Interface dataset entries
_ _ _

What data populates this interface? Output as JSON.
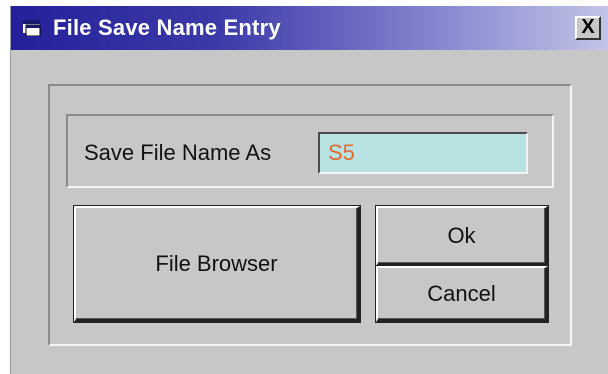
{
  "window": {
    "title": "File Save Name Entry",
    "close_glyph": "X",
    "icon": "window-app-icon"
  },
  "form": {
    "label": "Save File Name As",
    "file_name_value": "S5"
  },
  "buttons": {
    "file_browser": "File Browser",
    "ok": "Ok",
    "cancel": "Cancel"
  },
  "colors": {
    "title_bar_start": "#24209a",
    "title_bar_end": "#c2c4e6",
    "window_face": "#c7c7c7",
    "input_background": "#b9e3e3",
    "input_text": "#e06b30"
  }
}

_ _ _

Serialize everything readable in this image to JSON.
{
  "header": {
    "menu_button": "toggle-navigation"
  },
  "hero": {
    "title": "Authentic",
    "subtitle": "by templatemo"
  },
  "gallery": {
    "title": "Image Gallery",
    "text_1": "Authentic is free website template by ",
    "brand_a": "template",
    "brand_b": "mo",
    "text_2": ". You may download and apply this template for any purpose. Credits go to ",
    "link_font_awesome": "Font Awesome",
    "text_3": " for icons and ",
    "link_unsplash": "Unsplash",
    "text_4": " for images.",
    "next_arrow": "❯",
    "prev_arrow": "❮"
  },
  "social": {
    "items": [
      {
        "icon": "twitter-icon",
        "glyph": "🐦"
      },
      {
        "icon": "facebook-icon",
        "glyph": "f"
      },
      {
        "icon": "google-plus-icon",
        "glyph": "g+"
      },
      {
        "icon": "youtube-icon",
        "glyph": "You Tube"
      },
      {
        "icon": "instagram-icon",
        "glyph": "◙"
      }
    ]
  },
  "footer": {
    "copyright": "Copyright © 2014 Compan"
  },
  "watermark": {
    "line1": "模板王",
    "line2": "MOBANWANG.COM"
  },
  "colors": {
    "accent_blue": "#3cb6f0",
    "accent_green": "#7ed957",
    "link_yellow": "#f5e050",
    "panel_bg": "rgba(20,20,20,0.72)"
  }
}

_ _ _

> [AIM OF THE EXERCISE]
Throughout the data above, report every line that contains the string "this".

> [RESPONSE AREA]
What data populates this interface? Output as JSON.
Serialize everything readable in this image to JSON.
    "text_2": ". You may download and apply this template for any purpose. Credits go to ",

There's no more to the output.